━━ Task inputs

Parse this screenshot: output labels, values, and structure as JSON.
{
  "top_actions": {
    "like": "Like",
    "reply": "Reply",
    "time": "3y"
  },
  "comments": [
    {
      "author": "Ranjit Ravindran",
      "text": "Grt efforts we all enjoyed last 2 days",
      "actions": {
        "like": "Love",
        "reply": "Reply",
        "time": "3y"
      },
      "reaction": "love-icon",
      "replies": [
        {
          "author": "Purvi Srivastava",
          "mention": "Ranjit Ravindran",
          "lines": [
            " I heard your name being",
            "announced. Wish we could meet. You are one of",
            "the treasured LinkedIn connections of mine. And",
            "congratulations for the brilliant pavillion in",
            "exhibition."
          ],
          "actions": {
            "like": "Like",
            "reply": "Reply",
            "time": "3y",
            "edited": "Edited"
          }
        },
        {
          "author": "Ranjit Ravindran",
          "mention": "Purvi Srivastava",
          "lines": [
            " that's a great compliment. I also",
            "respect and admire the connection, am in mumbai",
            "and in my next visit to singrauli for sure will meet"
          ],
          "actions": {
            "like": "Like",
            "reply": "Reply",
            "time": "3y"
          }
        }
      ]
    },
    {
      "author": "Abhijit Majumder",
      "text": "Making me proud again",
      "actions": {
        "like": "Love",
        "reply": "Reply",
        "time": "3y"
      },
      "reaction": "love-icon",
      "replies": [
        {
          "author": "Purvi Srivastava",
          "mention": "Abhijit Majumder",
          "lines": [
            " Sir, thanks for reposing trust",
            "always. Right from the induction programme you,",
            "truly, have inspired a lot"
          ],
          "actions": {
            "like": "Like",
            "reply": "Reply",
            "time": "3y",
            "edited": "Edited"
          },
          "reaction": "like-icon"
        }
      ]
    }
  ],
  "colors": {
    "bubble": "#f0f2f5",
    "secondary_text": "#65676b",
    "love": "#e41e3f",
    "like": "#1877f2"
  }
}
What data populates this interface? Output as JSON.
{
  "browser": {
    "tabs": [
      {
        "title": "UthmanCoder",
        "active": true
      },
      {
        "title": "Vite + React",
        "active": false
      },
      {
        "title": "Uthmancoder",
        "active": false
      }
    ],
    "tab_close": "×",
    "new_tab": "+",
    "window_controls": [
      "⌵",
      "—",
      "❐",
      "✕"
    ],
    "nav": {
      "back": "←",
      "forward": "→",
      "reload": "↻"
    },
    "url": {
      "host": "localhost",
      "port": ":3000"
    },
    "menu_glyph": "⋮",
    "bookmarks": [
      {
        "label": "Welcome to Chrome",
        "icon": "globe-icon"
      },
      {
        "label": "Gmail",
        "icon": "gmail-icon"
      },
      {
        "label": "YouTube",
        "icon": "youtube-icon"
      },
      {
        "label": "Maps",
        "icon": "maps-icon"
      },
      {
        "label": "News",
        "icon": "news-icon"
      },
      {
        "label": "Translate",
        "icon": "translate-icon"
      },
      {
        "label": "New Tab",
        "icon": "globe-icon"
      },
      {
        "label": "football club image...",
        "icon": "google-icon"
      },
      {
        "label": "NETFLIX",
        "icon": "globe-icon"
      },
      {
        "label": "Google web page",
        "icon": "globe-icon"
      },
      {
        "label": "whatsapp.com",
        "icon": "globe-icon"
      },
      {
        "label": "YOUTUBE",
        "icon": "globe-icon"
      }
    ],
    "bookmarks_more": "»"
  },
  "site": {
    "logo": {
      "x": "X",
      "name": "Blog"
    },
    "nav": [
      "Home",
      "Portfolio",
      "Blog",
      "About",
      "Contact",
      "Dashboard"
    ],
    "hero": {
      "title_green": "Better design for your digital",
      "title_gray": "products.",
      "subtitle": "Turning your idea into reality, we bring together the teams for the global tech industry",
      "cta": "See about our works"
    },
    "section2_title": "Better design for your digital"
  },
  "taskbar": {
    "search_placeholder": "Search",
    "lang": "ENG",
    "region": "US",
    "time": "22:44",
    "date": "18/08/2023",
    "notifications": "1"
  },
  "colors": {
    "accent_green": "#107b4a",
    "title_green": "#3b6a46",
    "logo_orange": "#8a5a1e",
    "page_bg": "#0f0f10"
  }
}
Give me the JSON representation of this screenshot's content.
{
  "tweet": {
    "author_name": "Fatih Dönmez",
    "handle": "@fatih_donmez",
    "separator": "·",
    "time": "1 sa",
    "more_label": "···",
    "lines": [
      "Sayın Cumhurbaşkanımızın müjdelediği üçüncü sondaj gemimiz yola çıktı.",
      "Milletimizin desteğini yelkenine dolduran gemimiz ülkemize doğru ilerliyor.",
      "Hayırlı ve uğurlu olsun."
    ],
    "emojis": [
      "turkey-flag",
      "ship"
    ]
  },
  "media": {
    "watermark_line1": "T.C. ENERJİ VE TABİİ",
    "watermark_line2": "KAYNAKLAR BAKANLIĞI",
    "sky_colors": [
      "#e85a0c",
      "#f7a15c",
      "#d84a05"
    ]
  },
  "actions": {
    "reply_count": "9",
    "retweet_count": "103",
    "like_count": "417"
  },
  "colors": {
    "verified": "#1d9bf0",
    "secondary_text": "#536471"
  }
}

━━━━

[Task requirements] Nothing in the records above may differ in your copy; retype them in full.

[Result]
Parse this screenshot: output labels, values, and structure as JSON.
{
  "top_actions": {
    "like": "Like",
    "reply": "Reply",
    "time": "3y"
  },
  "comments": [
    {
      "author": "Ranjit Ravindran",
      "text": "Grt efforts we all enjoyed last 2 days",
      "actions": {
        "like": "Love",
        "reply": "Reply",
        "time": "3y"
      },
      "reaction": "love-icon",
      "replies": [
        {
          "author": "Purvi Srivastava",
          "mention": "Ranjit Ravindran",
          "lines": [
            " I heard your name being",
            "announced. Wish we could meet. You are one of",
            "the treasured LinkedIn connections of mine. And",
            "congratulations for the brilliant pavillion in",
            "exhibition."
          ],
          "actions": {
            "like": "Like",
            "reply": "Reply",
            "time": "3y",
            "edited": "Edited"
          }
        },
        {
          "author": "Ranjit Ravindran",
          "mention": "Purvi Srivastava",
          "lines": [
            " that's a great compliment. I also",
            "respect and admire the connection, am in mumbai",
            "and in my next visit to singrauli for sure will meet"
          ],
          "actions": {
            "like": "Like",
            "reply": "Reply",
            "time": "3y"
          }
        }
      ]
    },
    {
      "author": "Abhijit Majumder",
      "text": "Making me proud again",
      "actions": {
        "like": "Love",
        "reply": "Reply",
        "time": "3y"
      },
      "reaction": "love-icon",
      "replies": [
        {
          "author": "Purvi Srivastava",
          "mention": "Abhijit Majumder",
          "lines": [
            " Sir, thanks for reposing trust",
            "always. Right from the induction programme you,",
            "truly, have inspired a lot"
          ],
          "actions": {
            "like": "Like",
            "reply": "Reply",
            "time": "3y",
            "edited": "Edited"
          },
          "reaction": "like-icon"
        }
      ]
    }
  ],
  "colors": {
    "bubble": "#f0f2f5",
    "secondary_text": "#65676b",
    "love": "#e41e3f",
    "like": "#1877f2"
  }
}
What data populates this interface? Output as JSON.
{
  "browser": {
    "tabs": [
      {
        "title": "UthmanCoder",
        "active": true
      },
      {
        "title": "Vite + React",
        "active": false
      },
      {
        "title": "Uthmancoder",
        "active": false
      }
    ],
    "tab_close": "×",
    "new_tab": "+",
    "window_controls": [
      "⌵",
      "—",
      "❐",
      "✕"
    ],
    "nav": {
      "back": "←",
      "forward": "→",
      "reload": "↻"
    },
    "url": {
      "host": "localhost",
      "port": ":3000"
    },
    "menu_glyph": "⋮",
    "bookmarks": [
      {
        "label": "Welcome to Chrome",
        "icon": "globe-icon"
      },
      {
        "label": "Gmail",
        "icon": "gmail-icon"
      },
      {
        "label": "YouTube",
        "icon": "youtube-icon"
      },
      {
        "label": "Maps",
        "icon": "maps-icon"
      },
      {
        "label": "News",
        "icon": "news-icon"
      },
      {
        "label": "Translate",
        "icon": "translate-icon"
      },
      {
        "label": "New Tab",
        "icon": "globe-icon"
      },
      {
        "label": "football club image...",
        "icon": "google-icon"
      },
      {
        "label": "NETFLIX",
        "icon": "globe-icon"
      },
      {
        "label": "Google web page",
        "icon": "globe-icon"
      },
      {
        "label": "whatsapp.com",
        "icon": "globe-icon"
      },
      {
        "label": "YOUTUBE",
        "icon": "globe-icon"
      }
    ],
    "bookmarks_more": "»"
  },
  "site": {
    "logo": {
      "x": "X",
      "name": "Blog"
    },
    "nav": [
      "Home",
      "Portfolio",
      "Blog",
      "About",
      "Contact",
      "Dashboard"
    ],
    "hero": {
      "title_green": "Better design for your digital",
      "title_gray": "products.",
      "subtitle": "Turning your idea into reality, we bring together the teams for the global tech industry",
      "cta": "See about our works"
    },
    "section2_title": "Better design for your digital"
  },
  "taskbar": {
    "search_placeholder": "Search",
    "lang": "ENG",
    "region": "US",
    "time": "22:44",
    "date": "18/08/2023",
    "notifications": "1"
  },
  "colors": {
    "accent_green": "#107b4a",
    "title_green": "#3b6a46",
    "logo_orange": "#8a5a1e",
    "page_bg": "#0f0f10"
  }
}
Give me the JSON representation of this screenshot's content.
{
  "tweet": {
    "author_name": "Fatih Dönmez",
    "handle": "@fatih_donmez",
    "separator": "·",
    "time": "1 sa",
    "more_label": "···",
    "lines": [
      "Sayın Cumhurbaşkanımızın müjdelediği üçüncü sondaj gemimiz yola çıktı.",
      "Milletimizin desteğini yelkenine dolduran gemimiz ülkemize doğru ilerliyor.",
      "Hayırlı ve uğurlu olsun."
    ],
    "emojis": [
      "turkey-flag",
      "ship"
    ]
  },
  "media": {
    "watermark_line1": "T.C. ENERJİ VE TABİİ",
    "watermark_line2": "KAYNAKLAR BAKANLIĞI",
    "sky_colors": [
      "#e85a0c",
      "#f7a15c",
      "#d84a05"
    ]
  },
  "actions": {
    "reply_count": "9",
    "retweet_count": "103",
    "like_count": "417"
  },
  "colors": {
    "verified": "#1d9bf0",
    "secondary_text": "#536471"
  }
}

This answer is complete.